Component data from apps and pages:
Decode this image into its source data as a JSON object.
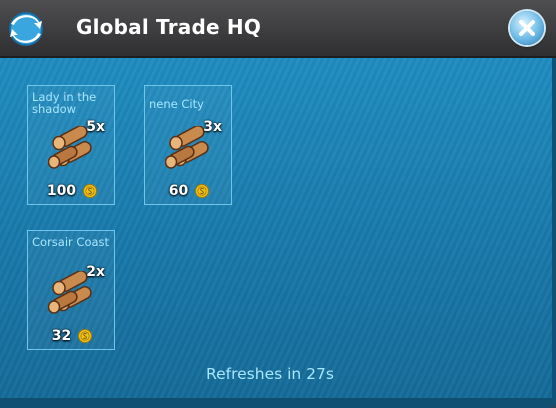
{
  "header": {
    "title": "Global Trade HQ",
    "logo_icon": "globe-arrows-icon",
    "close_icon": "close-icon"
  },
  "offers": [
    {
      "city": "Lady in the shadow",
      "quantity": "5x",
      "price": "100",
      "item_icon": "wood-logs-icon",
      "currency_icon": "simoleon-coin-icon"
    },
    {
      "city": "nene City",
      "quantity": "3x",
      "price": "60",
      "item_icon": "wood-logs-icon",
      "currency_icon": "simoleon-coin-icon"
    },
    {
      "city": "Corsair Coast",
      "quantity": "2x",
      "price": "32",
      "item_icon": "wood-logs-icon",
      "currency_icon": "simoleon-coin-icon"
    }
  ],
  "footer": {
    "refresh_text": "Refreshes in 27s"
  },
  "colors": {
    "panel": "#1877a8",
    "accent_text": "#a9e6ff",
    "header": "#3a3a3c"
  }
}
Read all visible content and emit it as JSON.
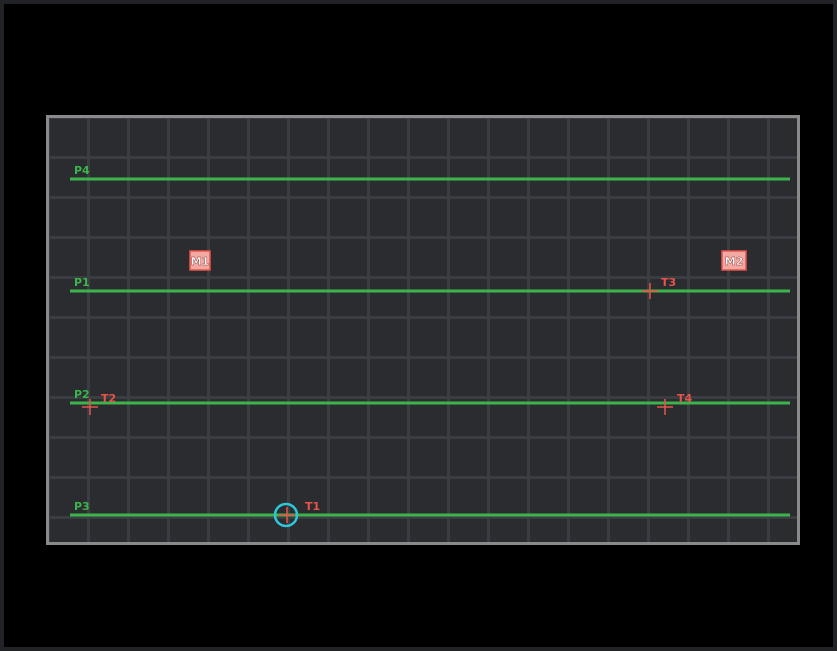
{
  "colors": {
    "background": "#000000",
    "arena": "#2a2c30",
    "grid": "#3a3d42",
    "border": "#8a8a8a",
    "platform": "#3cb44b",
    "target": "#e8544a",
    "marker_fill": "#f3a9a3",
    "player": "#2ec8d8"
  },
  "platforms": [
    {
      "label": "P4"
    },
    {
      "label": "P1"
    },
    {
      "label": "P2"
    },
    {
      "label": "P3"
    }
  ],
  "targets": [
    {
      "label": "T1"
    },
    {
      "label": "T2"
    },
    {
      "label": "T3"
    },
    {
      "label": "T4"
    }
  ],
  "markers": [
    {
      "label": "M1"
    },
    {
      "label": "M2"
    }
  ],
  "player": {
    "icon": "circle-cursor-icon"
  }
}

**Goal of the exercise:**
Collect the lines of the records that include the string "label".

**Written answer:**
      "label": "P4"
      "label": "P1"
      "label": "P2"
      "label": "P3"
      "label": "T1"
      "label": "T2"
      "label": "T3"
      "label": "T4"
      "label": "M1"
      "label": "M2"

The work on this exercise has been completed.